### What to work on
Go through the data below and work out how many lines contain "this"; the answer is the number alone.

### Source data
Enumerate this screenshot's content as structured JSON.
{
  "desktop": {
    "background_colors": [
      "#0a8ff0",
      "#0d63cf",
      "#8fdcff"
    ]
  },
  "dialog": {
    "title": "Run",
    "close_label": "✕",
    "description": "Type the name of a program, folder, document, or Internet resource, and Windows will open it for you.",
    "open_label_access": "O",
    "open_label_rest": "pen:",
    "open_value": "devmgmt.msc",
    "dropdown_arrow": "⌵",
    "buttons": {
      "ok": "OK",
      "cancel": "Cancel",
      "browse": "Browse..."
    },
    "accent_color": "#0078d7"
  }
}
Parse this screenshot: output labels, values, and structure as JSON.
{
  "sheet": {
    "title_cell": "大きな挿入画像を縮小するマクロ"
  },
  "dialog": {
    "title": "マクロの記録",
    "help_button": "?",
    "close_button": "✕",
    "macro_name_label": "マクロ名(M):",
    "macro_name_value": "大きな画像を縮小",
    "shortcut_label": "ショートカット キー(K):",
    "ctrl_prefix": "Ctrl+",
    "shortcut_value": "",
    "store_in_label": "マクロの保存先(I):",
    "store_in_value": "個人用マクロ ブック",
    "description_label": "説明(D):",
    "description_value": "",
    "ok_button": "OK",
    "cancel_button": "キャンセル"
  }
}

### Exercise response
2